> **WHAT YOU ARE ASKED TO DO**: From top to bottom, write out the listing exactly and skip every picture.

> **AVAILABLE DATA**:

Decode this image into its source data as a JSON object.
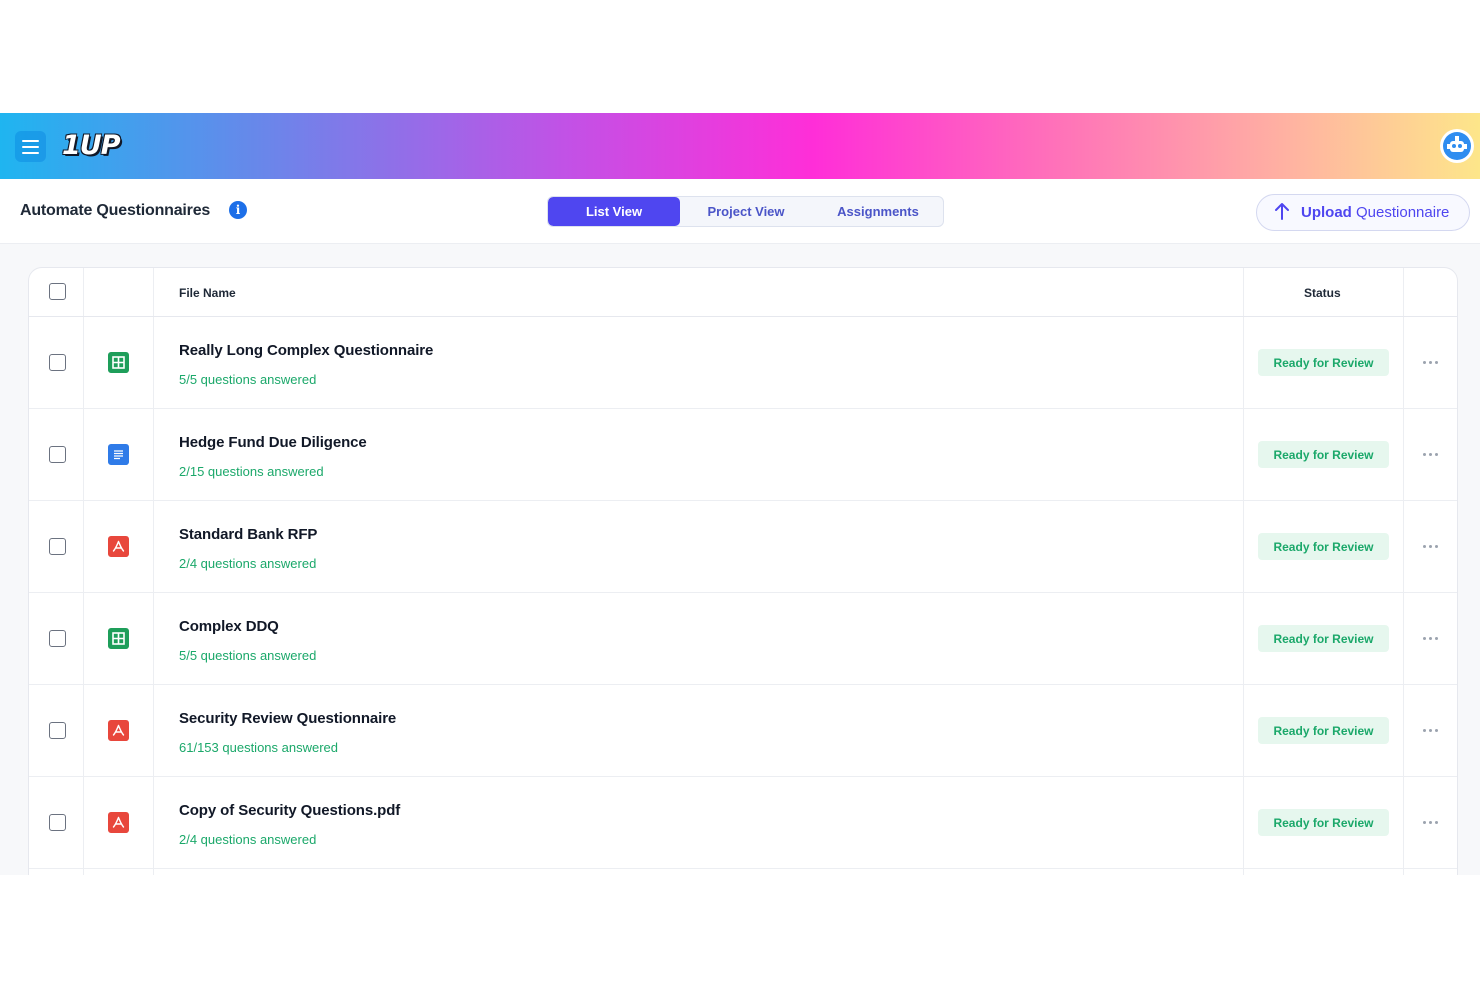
{
  "app": {
    "logo_text": "1UP"
  },
  "header": {
    "title": "Automate Questionnaires",
    "info_glyph": "i",
    "tabs": [
      {
        "label": "List View",
        "active": true
      },
      {
        "label": "Project View",
        "active": false
      },
      {
        "label": "Assignments",
        "active": false
      }
    ],
    "upload": {
      "bold": "Upload",
      "rest": " Questionnaire"
    }
  },
  "table": {
    "columns": {
      "file_name": "File Name",
      "status": "Status"
    },
    "rows": [
      {
        "title": "Really Long Complex Questionnaire",
        "subtitle": "5/5 questions answered",
        "icon": "spreadsheet-icon",
        "status": "Ready for Review"
      },
      {
        "title": "Hedge Fund Due Diligence",
        "subtitle": "2/15 questions answered",
        "icon": "document-icon",
        "status": "Ready for Review"
      },
      {
        "title": "Standard Bank RFP",
        "subtitle": "2/4 questions answered",
        "icon": "pdf-icon",
        "status": "Ready for Review"
      },
      {
        "title": "Complex DDQ",
        "subtitle": "5/5 questions answered",
        "icon": "spreadsheet-icon",
        "status": "Ready for Review"
      },
      {
        "title": "Security Review Questionnaire",
        "subtitle": "61/153 questions answered",
        "icon": "pdf-icon",
        "status": "Ready for Review"
      },
      {
        "title": "Copy of Security Questions.pdf",
        "subtitle": "2/4 questions answered",
        "icon": "pdf-icon",
        "status": "Ready for Review"
      }
    ]
  },
  "colors": {
    "accent": "#4f46f0",
    "success": "#1ba86a",
    "success_bg": "#e6f7ee",
    "sheet": "#1e9e5a",
    "doc": "#2f7be8",
    "pdf": "#e8473c"
  }
}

> **YOUR RESPONSE**:
Decode this image into its source data as a JSON object.
{
  "app": {
    "logo_text": "1UP"
  },
  "header": {
    "title": "Automate Questionnaires",
    "info_glyph": "i",
    "tabs": [
      {
        "label": "List View",
        "active": true
      },
      {
        "label": "Project View",
        "active": false
      },
      {
        "label": "Assignments",
        "active": false
      }
    ],
    "upload": {
      "bold": "Upload",
      "rest": " Questionnaire"
    }
  },
  "table": {
    "columns": {
      "file_name": "File Name",
      "status": "Status"
    },
    "rows": [
      {
        "title": "Really Long Complex Questionnaire",
        "subtitle": "5/5 questions answered",
        "icon": "spreadsheet-icon",
        "status": "Ready for Review"
      },
      {
        "title": "Hedge Fund Due Diligence",
        "subtitle": "2/15 questions answered",
        "icon": "document-icon",
        "status": "Ready for Review"
      },
      {
        "title": "Standard Bank RFP",
        "subtitle": "2/4 questions answered",
        "icon": "pdf-icon",
        "status": "Ready for Review"
      },
      {
        "title": "Complex DDQ",
        "subtitle": "5/5 questions answered",
        "icon": "spreadsheet-icon",
        "status": "Ready for Review"
      },
      {
        "title": "Security Review Questionnaire",
        "subtitle": "61/153 questions answered",
        "icon": "pdf-icon",
        "status": "Ready for Review"
      },
      {
        "title": "Copy of Security Questions.pdf",
        "subtitle": "2/4 questions answered",
        "icon": "pdf-icon",
        "status": "Ready for Review"
      }
    ]
  },
  "colors": {
    "accent": "#4f46f0",
    "success": "#1ba86a",
    "success_bg": "#e6f7ee",
    "sheet": "#1e9e5a",
    "doc": "#2f7be8",
    "pdf": "#e8473c"
  }
}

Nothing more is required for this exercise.